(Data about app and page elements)
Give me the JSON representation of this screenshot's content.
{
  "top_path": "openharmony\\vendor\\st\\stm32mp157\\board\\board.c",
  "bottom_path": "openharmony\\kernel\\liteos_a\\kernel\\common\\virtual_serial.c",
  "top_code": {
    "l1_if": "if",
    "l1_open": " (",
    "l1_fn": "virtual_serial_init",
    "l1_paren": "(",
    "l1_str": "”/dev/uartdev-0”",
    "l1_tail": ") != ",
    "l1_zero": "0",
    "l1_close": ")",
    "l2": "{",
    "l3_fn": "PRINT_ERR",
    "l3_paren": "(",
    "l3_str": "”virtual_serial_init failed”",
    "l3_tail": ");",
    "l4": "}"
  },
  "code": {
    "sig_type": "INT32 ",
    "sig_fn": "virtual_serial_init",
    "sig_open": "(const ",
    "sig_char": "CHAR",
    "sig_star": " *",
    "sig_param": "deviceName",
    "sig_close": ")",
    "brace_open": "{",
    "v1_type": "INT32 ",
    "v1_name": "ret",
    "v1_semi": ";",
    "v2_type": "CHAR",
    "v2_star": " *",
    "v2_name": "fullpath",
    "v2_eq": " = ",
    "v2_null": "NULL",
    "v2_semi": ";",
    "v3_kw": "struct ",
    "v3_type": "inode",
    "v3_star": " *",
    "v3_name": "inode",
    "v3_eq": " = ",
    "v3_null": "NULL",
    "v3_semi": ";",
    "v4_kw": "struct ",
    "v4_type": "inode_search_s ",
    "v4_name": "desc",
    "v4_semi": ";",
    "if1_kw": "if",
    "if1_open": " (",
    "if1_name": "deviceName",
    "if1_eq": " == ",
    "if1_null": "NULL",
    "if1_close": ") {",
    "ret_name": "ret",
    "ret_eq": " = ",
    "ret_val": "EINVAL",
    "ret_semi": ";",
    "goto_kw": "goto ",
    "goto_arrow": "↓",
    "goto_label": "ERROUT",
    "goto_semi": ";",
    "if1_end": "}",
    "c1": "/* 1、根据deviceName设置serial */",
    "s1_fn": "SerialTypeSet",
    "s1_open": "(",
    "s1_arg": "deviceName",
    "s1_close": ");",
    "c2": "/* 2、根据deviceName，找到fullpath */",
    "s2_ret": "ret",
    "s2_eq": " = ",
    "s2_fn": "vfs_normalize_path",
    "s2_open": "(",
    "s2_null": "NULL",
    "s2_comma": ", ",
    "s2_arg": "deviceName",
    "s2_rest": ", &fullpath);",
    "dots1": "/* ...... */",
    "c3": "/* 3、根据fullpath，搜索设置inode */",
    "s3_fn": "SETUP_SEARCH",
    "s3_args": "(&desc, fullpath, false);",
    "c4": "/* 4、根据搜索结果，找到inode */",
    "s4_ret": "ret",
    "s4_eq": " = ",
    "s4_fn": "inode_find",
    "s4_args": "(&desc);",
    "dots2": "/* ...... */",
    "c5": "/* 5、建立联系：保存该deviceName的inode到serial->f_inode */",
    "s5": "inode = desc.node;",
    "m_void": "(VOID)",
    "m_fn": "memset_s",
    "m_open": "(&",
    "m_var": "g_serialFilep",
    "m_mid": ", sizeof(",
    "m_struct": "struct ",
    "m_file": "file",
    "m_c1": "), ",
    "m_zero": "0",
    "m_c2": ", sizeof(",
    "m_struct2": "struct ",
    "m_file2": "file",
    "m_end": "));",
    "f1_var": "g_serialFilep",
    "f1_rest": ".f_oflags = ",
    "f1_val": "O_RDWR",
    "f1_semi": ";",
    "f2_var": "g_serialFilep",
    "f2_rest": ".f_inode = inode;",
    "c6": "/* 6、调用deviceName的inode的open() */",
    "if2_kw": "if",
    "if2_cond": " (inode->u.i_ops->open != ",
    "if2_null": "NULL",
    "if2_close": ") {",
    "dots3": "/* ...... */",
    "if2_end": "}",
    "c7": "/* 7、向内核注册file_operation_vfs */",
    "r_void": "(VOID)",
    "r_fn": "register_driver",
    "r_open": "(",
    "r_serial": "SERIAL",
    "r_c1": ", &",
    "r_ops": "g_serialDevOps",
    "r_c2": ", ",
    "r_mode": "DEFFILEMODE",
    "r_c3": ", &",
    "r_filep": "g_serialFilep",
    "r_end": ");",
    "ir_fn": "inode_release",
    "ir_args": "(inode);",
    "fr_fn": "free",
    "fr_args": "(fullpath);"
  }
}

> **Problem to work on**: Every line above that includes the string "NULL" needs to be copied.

> **Answer below**:
    "v2_null": "NULL",
    "v3_null": "NULL",
    "if1_null": "NULL",
    "s2_null": "NULL",
    "if2_null": "NULL",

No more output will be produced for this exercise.